The budget deficit overshadows all other economic problems facing the country, though there is room for more unemployment benefits, according to Republican economist Douglas Holtz-Eakin.
Washington — Economist and budget expert Douglas Holtz-Eakin was director of the Congressional Budget Office and a senior adviser to John McCain's presidential campaign. He is president of the American Action Forum, a center-right think tank in Washington.
On the outlook for the US economy:
"For the remainder of 2010 ... growth [measured by gross domestic product] will look slower than it has in the first two quarters, and as a result job creation will remain stubbornly stuck in the 80,000 to 120,000 range [per month] and the unemployment rate will remain high."
On the debate over whether to start curbing government spending now, despite weak economic growth, to address looming federal debt:
"We cannot move too quickly to commit to reducing the deficit.
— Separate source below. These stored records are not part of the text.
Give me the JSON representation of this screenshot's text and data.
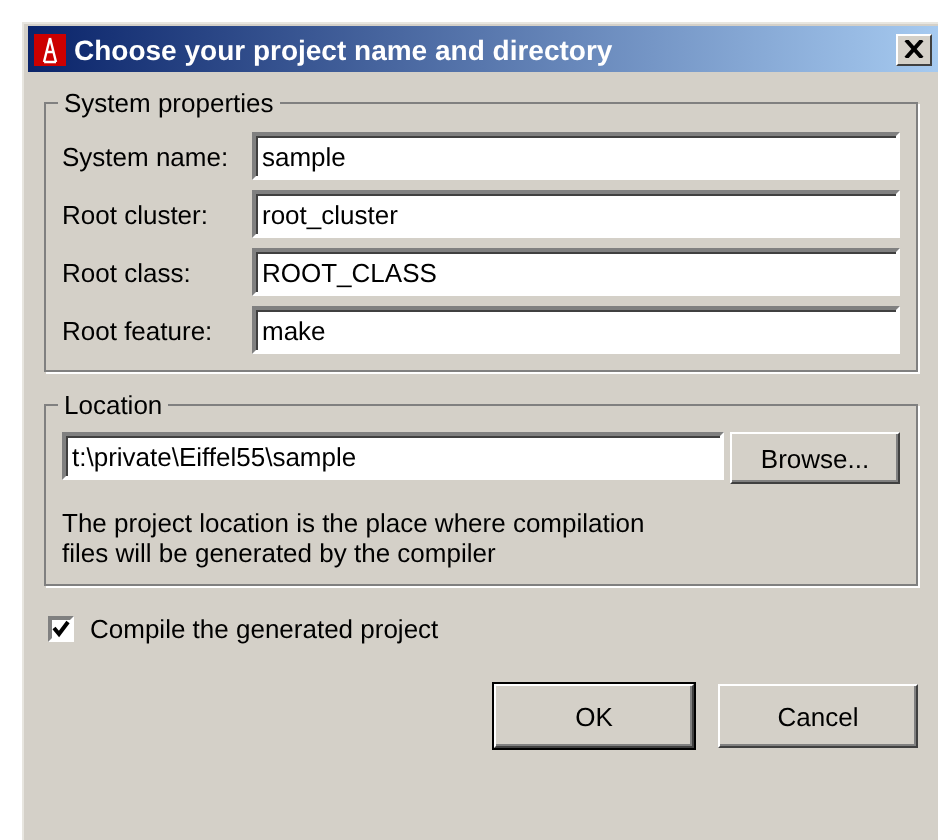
{
  "window": {
    "title": "Choose your project name and directory"
  },
  "system_properties": {
    "title": "System properties",
    "fields": [
      {
        "label": "System name:",
        "value": "sample"
      },
      {
        "label": "Root cluster:",
        "value": "root_cluster"
      },
      {
        "label": "Root class:",
        "value": "ROOT_CLASS"
      },
      {
        "label": "Root feature:",
        "value": "make"
      }
    ]
  },
  "location": {
    "title": "Location",
    "path": "t:\\private\\Eiffel55\\sample",
    "browse_button": "Browse...",
    "note": "The project location is the place where compilation files will be generated by the compiler"
  },
  "compile_checkbox": {
    "label": "Compile the generated project",
    "checked": true
  },
  "buttons": [
    "OK",
    "Cancel"
  ]
}
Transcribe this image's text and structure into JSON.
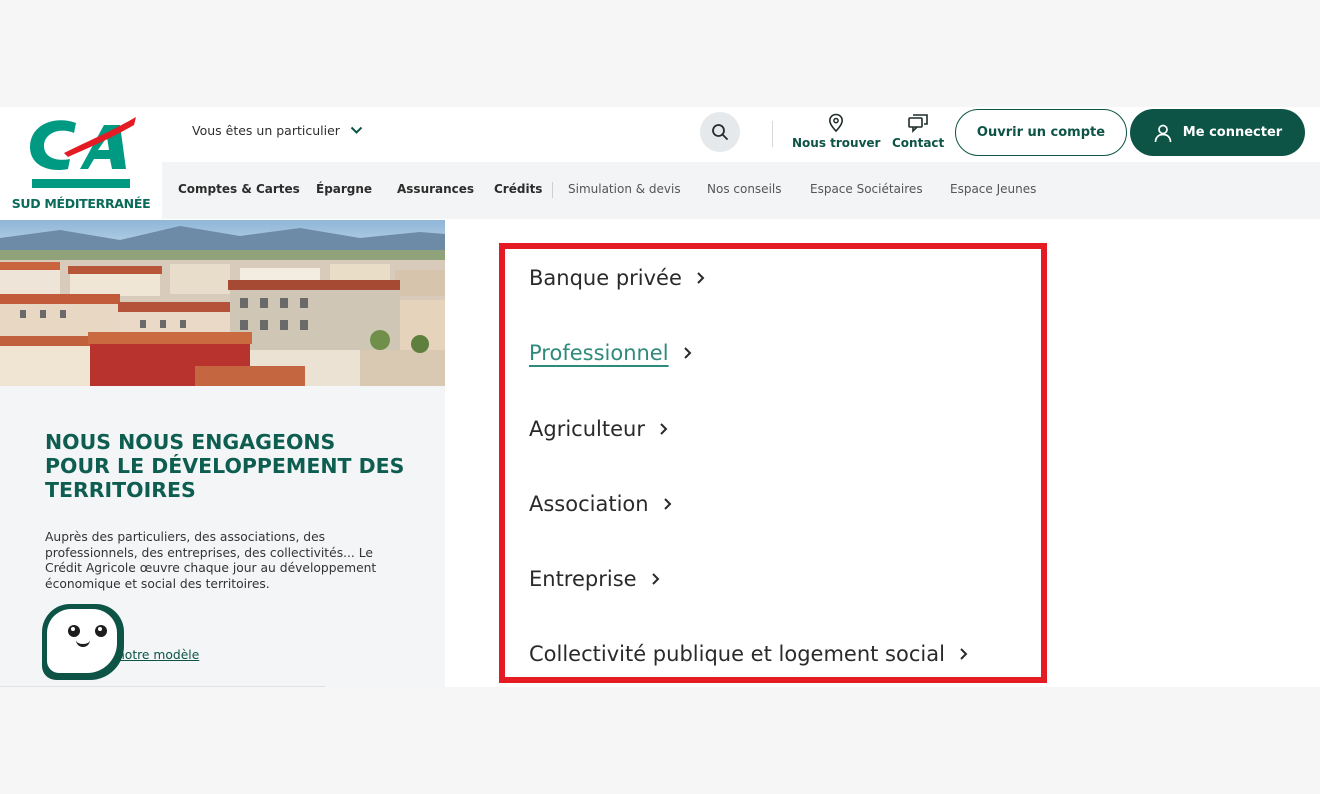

So action now. I find it implausible to think that this political system could produce such dramatic action it would actually endanger the recovery."
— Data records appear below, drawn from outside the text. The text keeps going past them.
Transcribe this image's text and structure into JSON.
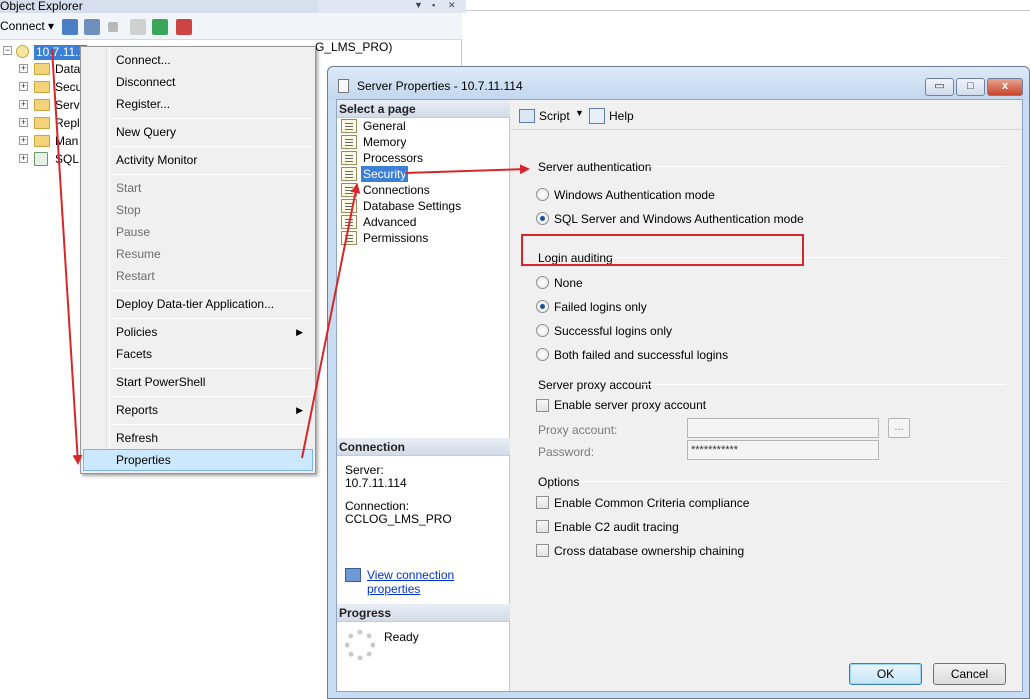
{
  "object_explorer": {
    "title": "Object Explorer",
    "toolbar": {
      "connect_label": "Connect"
    },
    "server_node": "10.7.11.1",
    "server_node_suffix": "G_LMS_PRO)",
    "tree_items": [
      "Data",
      "Secu",
      "Serve",
      "Repl",
      "Man",
      "SQL"
    ]
  },
  "context_menu": {
    "items": [
      {
        "label": "Connect...",
        "disabled": false
      },
      {
        "label": "Disconnect",
        "disabled": false
      },
      {
        "label": "Register...",
        "disabled": false
      },
      {
        "label": "New Query",
        "disabled": false
      },
      {
        "label": "Activity Monitor",
        "disabled": false
      },
      {
        "label": "Start",
        "disabled": true
      },
      {
        "label": "Stop",
        "disabled": true
      },
      {
        "label": "Pause",
        "disabled": true
      },
      {
        "label": "Resume",
        "disabled": true
      },
      {
        "label": "Restart",
        "disabled": true
      },
      {
        "label": "Deploy Data-tier Application...",
        "disabled": false
      },
      {
        "label": "Policies",
        "disabled": false
      },
      {
        "label": "Facets",
        "disabled": false
      },
      {
        "label": "Start PowerShell",
        "disabled": false
      },
      {
        "label": "Reports",
        "disabled": false
      },
      {
        "label": "Refresh",
        "disabled": false
      },
      {
        "label": "Properties",
        "disabled": false,
        "highlighted": true
      }
    ]
  },
  "dialog": {
    "title": "Server Properties - 10.7.11.114",
    "window_buttons": {
      "minimize": "▭",
      "maximize": "□",
      "close": "x"
    },
    "select_page_header": "Select a page",
    "pages": [
      "General",
      "Memory",
      "Processors",
      "Security",
      "Connections",
      "Database Settings",
      "Advanced",
      "Permissions"
    ],
    "selected_page": "Security",
    "connection": {
      "header": "Connection",
      "server_label": "Server:",
      "server_value": "10.7.11.114",
      "connection_label": "Connection:",
      "connection_value": "CCLOG_LMS_PRO",
      "view_link": "View connection properties"
    },
    "progress": {
      "header": "Progress",
      "status": "Ready"
    },
    "toolbar": {
      "script_label": "Script",
      "help_label": "Help"
    },
    "server_authentication": {
      "title": "Server authentication",
      "options": [
        "Windows Authentication mode",
        "SQL Server and Windows Authentication mode"
      ],
      "selected": 1
    },
    "login_auditing": {
      "title": "Login auditing",
      "options": [
        "None",
        "Failed logins only",
        "Successful logins only",
        "Both failed and successful logins"
      ],
      "selected": 1
    },
    "proxy": {
      "title": "Server proxy account",
      "enable_label": "Enable server proxy account",
      "proxy_account_label": "Proxy account:",
      "password_label": "Password:",
      "password_value": "***********",
      "browse_label": "..."
    },
    "options": {
      "title": "Options",
      "items": [
        "Enable Common Criteria compliance",
        "Enable C2 audit tracing",
        "Cross database ownership chaining"
      ]
    },
    "buttons": {
      "ok": "OK",
      "cancel": "Cancel"
    }
  },
  "colors": {
    "annotation_red": "#d9262c",
    "selection_blue": "#3c7fd6"
  }
}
On whether reducing the federal deficit might cause nonfinancial companies to spend some of the $1.1 trillion in cash they have set aside:
"They have said very plainly that the uncertainty about the vast policy agenda – welfare, energy, financial services reform, future deficits, tax increases – is so great that they are holding onto their money to figure out where they are. So deficit reduction is one part of resolving the future of their business model so they can get on with hiring people and building plants."
On the congressional debate over renewing extended unemployment benefits, which recently expired:
"There are benefits and costs to every policy. And in this case, I think the net benefit to helping those workers out of work outweighs the other costs, which are extending the duration of unemployment and, in some cases, causing people to move past jobs they should take.
On what has surprised him during his ongoing service on the Financial Crisis Inquiry Commission:
"Personally, I have been stunned at the widespread prevalence of bad internal risk management [at financial firms]. Again and again we hear this story: Oh my goodness, a tidal wave I never would have imagined hit us. Citigroup said it. Fannie Mae said it. AIG said it. But when you drill down and say, 'What were you doing to measure and control the risk from your balance sheet,' the answer is not much. If each had done that, there would have been no tidal wave."
On how his think tank – which advocates a smaller, smarter government functioning in areas "where the government has a unique role" – fits into the current Republican climate, with its antigovernment "tea party' component:
"There are some who ... think that debate is a luxury – you've got to just go beat Democrats.... I don't think, in the long term, the Republican Party restores itself as a broad-based, nationally prominent party without a next generation of ideas and people [who] can give life to them. That is what we are trying to do."
On the financial reform legislation now awaiting a final Senate vote:
"My expectation is that it will pass, whether anyone likes it or not. So much of it has been kicked to regulatory implementation, we don't really know what we have yet."